An article from a week ago in NYTimes Magazine on the evolutionary purpose of depression:
“…For Darwin, depression was a clarifying force, focusing the mind on its most essential problems. In his autobiography, he speculated on the purpose of such misery; his evolutionary theory was shadowed by his own life story. “Pain or suffering of any kind,” he wrote, “if long continued, causes depression and lessens the power of action, yet it is well adapted to make a creature guard itself against any great or sudden evil.” And so sorrow was explained away, because pleasure was not enough. Sometimes, Darwin wrote, it is the sadness that informs as it “leads an animal to pursue that course of action which is most beneficial.” The darkness was a kind of light…”

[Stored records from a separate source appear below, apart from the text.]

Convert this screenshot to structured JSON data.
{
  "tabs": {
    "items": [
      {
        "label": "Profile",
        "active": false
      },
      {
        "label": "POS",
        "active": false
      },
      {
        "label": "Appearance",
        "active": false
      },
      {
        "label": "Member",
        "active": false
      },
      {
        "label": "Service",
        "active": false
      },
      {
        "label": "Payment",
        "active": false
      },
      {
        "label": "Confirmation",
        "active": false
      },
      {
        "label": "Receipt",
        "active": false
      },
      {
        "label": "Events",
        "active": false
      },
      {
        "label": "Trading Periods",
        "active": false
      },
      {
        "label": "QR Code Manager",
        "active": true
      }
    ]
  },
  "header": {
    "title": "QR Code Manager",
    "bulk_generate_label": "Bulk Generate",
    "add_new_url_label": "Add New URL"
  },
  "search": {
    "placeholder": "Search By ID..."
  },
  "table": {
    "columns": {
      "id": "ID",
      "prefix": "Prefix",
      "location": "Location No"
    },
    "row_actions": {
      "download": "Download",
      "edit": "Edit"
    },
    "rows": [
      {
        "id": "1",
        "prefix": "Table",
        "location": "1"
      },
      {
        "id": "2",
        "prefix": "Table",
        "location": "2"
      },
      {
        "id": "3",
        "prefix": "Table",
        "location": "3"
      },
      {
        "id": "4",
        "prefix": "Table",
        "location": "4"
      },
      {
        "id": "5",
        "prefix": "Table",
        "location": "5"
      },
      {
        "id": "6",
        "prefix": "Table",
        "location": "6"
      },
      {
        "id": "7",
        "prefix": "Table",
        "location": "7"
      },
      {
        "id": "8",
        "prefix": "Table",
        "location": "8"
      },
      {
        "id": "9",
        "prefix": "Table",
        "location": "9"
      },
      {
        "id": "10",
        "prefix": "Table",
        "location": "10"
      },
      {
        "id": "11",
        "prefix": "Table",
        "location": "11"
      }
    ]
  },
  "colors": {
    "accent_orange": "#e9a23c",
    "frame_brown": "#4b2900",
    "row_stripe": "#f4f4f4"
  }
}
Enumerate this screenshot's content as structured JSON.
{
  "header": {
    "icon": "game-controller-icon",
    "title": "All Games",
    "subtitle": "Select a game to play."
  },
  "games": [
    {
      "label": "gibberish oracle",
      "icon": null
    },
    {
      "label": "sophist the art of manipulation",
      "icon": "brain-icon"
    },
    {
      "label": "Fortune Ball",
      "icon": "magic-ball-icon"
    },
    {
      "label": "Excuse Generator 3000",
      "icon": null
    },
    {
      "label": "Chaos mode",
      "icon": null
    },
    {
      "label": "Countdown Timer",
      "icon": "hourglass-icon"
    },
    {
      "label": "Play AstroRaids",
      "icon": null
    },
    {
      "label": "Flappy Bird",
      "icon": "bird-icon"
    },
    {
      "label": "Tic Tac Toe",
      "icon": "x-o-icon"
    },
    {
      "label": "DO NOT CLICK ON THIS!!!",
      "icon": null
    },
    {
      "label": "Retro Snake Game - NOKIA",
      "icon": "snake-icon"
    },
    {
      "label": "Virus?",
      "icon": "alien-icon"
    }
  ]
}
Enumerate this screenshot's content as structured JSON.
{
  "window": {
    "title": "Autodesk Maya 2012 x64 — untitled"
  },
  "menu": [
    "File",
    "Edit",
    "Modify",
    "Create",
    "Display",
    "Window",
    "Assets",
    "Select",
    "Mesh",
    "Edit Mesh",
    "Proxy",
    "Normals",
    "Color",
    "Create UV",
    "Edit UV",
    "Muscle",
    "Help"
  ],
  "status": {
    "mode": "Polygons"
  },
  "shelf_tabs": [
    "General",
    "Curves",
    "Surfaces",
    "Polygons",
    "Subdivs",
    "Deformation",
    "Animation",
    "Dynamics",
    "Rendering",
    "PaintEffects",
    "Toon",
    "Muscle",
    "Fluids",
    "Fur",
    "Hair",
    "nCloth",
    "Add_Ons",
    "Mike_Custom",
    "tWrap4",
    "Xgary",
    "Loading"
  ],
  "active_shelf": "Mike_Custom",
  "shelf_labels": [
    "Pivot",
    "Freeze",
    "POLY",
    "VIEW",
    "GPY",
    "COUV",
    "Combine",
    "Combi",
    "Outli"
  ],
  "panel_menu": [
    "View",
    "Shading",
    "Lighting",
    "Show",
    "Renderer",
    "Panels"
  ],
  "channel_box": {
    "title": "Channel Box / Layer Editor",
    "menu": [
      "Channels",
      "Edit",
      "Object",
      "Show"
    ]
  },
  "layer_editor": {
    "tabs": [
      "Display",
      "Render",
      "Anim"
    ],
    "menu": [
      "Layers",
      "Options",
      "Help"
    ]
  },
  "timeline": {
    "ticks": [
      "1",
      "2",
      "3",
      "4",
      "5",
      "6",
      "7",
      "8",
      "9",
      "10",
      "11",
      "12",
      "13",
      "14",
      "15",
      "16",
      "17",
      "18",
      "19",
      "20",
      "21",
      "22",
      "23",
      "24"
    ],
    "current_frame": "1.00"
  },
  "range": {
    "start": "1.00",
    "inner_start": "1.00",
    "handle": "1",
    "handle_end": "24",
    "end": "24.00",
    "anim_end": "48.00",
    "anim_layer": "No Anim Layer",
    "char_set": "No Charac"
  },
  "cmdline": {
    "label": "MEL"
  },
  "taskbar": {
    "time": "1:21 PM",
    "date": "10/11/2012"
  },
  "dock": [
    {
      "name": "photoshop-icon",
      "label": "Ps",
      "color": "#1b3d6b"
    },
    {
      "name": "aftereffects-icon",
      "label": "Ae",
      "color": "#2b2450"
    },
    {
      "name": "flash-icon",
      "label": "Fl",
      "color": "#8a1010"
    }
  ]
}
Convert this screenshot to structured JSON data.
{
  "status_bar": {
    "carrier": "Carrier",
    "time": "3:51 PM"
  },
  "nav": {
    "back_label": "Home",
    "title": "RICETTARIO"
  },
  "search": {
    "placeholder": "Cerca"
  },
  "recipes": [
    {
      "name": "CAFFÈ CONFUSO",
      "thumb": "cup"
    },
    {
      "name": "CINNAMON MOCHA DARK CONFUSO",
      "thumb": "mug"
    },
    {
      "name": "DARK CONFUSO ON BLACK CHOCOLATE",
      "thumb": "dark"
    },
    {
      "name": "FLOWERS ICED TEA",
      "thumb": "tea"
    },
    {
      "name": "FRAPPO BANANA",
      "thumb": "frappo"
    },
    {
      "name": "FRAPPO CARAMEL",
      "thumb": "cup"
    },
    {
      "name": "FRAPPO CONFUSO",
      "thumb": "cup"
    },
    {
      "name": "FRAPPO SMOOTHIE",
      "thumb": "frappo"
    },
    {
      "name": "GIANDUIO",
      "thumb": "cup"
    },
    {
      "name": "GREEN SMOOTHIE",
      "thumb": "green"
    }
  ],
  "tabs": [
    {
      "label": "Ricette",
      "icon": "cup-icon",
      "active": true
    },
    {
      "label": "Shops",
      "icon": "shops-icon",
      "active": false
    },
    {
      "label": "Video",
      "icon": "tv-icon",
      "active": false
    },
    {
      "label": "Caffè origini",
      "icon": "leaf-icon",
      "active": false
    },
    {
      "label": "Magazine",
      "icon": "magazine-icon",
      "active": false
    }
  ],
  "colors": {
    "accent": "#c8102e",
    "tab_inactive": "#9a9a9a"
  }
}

“…If depression didn’t exist — if we didn’t react to stress and trauma with endless ruminations — then we would be less likely to solve our predicaments. Wisdom isn’t cheap, and we pay for it with pain…”
“…The challenge, of course, is persuading people to accept their misery, to embrace the tonic of despair. To say that depression has a purpose or that sadness makes us smarter says nothing about its awfulness. A fever, after all, might have benefits, but we still take pills to make it go away. This is the paradox of evolution: even if our pain is useful, the urge to escape from the pain remains the most powerful instinct of all.”
Maybe we’re all just neurotic. Maybe this is a way of finding optimism among pessimism. I think it makes total sense that challenges and failures teach us lessons for the better; but how are we supposed to find and navigate the line between making worry and distress productive, and just letting it get you down?